GOOD ONE local columnist Jan Woodard

Jan Woodard shares thoughts on faith, life and recovery. Contact her at janwoodard.com or textingthrucancer@gmail.com

Noon, Monday: The dog rubbed his nose against my blanket as the phone buzzed. My eyes heavy, I had curled onto the sofa after breakfast and was soon in deep sleep, but did I really conk out until noon?

Honestly, I could coast through my days right now and no one would make me feel guilty. It seems reasonable for a senior with what’s called “an underlying disease” to drift through spring into summer, or whenever this corona-crap is controlled.

But I don’t want to.
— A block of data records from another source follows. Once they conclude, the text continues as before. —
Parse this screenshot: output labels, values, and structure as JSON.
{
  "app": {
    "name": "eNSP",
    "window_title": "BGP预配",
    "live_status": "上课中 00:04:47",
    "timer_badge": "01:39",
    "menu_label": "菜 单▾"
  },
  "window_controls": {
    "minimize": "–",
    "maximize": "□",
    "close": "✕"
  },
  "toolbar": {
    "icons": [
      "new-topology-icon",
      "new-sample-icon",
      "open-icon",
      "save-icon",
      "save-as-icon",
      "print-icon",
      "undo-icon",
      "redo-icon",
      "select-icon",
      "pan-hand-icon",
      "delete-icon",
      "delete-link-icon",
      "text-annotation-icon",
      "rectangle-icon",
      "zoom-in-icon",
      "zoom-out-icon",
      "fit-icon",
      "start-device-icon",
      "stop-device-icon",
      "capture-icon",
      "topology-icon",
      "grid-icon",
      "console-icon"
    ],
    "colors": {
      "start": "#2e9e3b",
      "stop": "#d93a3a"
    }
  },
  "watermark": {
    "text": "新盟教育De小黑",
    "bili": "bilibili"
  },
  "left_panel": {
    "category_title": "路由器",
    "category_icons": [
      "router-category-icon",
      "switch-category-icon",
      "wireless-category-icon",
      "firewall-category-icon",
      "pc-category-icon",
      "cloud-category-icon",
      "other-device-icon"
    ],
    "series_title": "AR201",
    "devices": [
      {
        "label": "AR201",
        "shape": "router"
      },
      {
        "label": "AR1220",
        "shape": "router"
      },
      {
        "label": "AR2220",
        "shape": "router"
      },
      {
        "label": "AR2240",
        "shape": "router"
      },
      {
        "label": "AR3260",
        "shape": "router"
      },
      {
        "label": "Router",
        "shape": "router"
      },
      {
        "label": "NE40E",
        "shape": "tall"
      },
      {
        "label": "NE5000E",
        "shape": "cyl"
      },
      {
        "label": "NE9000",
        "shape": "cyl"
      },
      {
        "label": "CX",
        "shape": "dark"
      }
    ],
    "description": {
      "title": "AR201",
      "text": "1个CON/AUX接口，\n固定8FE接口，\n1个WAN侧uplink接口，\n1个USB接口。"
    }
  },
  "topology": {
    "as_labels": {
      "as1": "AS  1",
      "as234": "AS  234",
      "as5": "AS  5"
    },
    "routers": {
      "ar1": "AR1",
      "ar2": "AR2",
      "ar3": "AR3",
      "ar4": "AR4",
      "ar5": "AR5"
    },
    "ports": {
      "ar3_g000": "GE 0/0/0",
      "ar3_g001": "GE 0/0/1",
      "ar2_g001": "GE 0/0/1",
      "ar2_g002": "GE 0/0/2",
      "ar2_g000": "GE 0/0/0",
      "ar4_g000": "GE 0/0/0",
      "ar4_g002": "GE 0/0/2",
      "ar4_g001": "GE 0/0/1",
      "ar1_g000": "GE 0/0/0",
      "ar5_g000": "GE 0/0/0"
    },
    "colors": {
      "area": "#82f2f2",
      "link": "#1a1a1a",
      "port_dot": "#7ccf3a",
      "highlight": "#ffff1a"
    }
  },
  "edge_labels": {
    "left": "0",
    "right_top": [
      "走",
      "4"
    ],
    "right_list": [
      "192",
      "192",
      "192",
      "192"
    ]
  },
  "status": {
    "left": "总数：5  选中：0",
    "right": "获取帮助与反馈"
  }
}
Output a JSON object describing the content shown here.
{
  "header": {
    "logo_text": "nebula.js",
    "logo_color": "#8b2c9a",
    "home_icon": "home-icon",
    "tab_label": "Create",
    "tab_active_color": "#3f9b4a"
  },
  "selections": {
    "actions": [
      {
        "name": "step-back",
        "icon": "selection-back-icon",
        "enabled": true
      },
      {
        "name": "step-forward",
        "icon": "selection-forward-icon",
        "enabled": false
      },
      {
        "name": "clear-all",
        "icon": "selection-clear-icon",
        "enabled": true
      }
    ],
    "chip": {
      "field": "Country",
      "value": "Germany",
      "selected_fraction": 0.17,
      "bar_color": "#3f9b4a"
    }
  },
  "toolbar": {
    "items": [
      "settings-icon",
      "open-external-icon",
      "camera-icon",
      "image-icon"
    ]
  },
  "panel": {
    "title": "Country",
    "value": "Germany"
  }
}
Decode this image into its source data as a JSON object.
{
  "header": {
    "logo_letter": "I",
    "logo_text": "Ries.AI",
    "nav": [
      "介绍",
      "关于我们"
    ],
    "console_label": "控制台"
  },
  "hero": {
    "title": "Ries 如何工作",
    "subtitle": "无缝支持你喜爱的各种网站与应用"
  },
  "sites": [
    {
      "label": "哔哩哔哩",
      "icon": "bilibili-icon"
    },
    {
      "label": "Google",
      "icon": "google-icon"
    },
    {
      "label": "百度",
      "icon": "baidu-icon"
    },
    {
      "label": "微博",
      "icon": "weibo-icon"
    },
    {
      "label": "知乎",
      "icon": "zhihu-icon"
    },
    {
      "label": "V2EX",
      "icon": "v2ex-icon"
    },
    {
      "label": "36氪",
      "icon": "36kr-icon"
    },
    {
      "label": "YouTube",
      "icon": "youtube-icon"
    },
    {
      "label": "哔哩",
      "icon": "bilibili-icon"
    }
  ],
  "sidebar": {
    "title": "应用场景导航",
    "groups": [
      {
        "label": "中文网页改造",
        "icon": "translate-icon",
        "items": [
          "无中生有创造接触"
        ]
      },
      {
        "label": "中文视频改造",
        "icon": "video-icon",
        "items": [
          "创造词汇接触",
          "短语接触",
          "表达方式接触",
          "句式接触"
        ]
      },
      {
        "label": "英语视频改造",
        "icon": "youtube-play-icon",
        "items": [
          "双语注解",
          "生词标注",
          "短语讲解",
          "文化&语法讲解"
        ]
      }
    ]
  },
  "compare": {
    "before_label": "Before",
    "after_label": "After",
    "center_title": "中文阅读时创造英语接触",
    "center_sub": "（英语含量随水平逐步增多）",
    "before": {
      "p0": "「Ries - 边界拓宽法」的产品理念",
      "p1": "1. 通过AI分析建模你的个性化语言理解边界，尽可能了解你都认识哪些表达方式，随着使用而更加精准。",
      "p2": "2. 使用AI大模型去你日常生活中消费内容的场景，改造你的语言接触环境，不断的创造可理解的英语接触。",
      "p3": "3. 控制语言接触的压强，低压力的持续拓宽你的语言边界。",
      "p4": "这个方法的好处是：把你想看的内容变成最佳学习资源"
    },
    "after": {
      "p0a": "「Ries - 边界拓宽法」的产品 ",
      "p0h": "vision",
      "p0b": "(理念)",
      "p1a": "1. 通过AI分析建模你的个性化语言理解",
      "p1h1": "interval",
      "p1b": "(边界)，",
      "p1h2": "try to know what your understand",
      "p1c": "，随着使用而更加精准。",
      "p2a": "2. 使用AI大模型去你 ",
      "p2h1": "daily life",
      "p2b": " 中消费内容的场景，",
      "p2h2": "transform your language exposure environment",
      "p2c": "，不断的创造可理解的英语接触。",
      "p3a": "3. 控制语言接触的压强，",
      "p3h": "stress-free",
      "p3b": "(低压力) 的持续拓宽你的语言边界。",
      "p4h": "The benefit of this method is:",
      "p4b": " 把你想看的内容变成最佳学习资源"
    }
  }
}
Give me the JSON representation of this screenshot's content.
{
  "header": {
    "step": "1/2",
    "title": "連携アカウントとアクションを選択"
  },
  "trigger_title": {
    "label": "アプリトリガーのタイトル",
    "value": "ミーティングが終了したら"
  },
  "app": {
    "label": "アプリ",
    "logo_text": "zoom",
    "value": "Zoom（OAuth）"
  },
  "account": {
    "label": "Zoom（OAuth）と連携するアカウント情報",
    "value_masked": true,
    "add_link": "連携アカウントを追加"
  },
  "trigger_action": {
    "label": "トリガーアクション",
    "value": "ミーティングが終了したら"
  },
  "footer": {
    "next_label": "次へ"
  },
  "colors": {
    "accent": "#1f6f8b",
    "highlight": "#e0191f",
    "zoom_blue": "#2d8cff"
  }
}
I’m learning sleepiness and fatigue are not the same. A breast cancer survivor says she’s tired even when she’s resting, making restorative sleep almost impossible. That’s fatigue.

Fatigue sounds fatiguing, as if they couldn’t come up with a more pleasant word to describe it.

My meds conspire to make me sleepy, from which I eventually emerge more upbeat and alert than if I’d been wrapped in a gray sheet of fatigue

Only my hubby knows how much I snooze, and he encourages me to rest when I can. Does it really matter if I doze the days away? We’re all stuck at home anyway, if you look at self-isolation that way.

But I don’t.

Remove “stuck” and I agree — we’re all at home.

That could be a book title, “We’re All at Home.” I’m pretty sure someone at this moment is typing a nonfiction, harder-to-believe-than-a-fantasy book about the way the world has changed since we’re at home.

We could all write our own chapter.

I understand cabin fever but in no way are we bored. Jim and I are retired; our house spills over with enough projects to keep us occupied for the rest of the millennium, but I don’t have that long. I don’t want to waste a single morning.

We’ve been pretty much self-isolating since New Year’s, to avoid the flu. But this isolation is different. It’s not just Jim and me. It’s all of us. Quarantined.

Our daughter Tara is posting root meanings of words related to this unique time in history. Quarantine has a stark, chilly ring, and for good reason. She writes,

“The word quarantine comes from Italian words quaranta giorni, or forty days. This refers to the amount of time ships were asked to ‘shelter in place’ for 40 days during the 14th century plague in Europe.

“Lent is a period of 40 days prior to Easter. A time for self-examination and prayer. A time we hold out to God the brokenness of our lives and world.

“40 days.

40 days of wilderness.

40 days of prayer.

40 days of solitude.

40 days of exile.

“Forty isn’t just a number,” she writes. “It’s a reality infused with deep spiritual meaning. Biblically, it is considered to mean ‘a really long time.’”

Thanks, Tara.

While my heart goes out to parents with kids going stir-crazy, I wonder if you see this quarantine (most likely extending beyond 40 days) infused with spiritual meaning … or does it just make you tired?

Do you sense the Spirit of God standing guard, equipping us to be the brave, innovative people God intends us to be? St. Paul wrote to the church in Philippi, commenting on the impact of his imprisonment (Phillips Translation, adapted): it means that most of our brothers and sisters somehow take fresh heart in the Lord from the very fact that I am a prisoner for Christ’s sake.

Paul, who was essentially quarantined in a dank prison, encouraged early Christians to take fresh heart. Can we find the strength within to do the same, acknowledging we don’t know what the future holds, but we knows who is waiting there, for us?

Fresh heart empowers us to immerse ourselves in the senses of the season — snowdrops and

daffodils, song birds and rain showers, this year a season of wary hope.

Take fresh heart — as we find ways to support others suffering unbearable burdens.

Take fresh heart — trusting God will guide scientists and our leaders, if we humble ourselves and pray.

Think how we would change, from the Oval Office down, if our country saw isolation not as something to endure but as a discipline maturing us into people who are equipped with God’s Spirit to be forces for good.

Speaking of disciplines, I mentioned earlier my phone rang at noon. Actually, it was my cell alarm, reminding me to Pray Down at High Noon, a prayer effort led by Texan Terry Teykl to have people worldwide say the Lord’s Prayer in unison at noon. He says it’s the largest 21-second daily prayer movement in the world.

This prayer unites us in community, the opposite of isolation:

Our Father

… give us

… lead us

… forgive us.

Thy kingdom come, thy will be done, on earth as it is in heaven.

All will be well.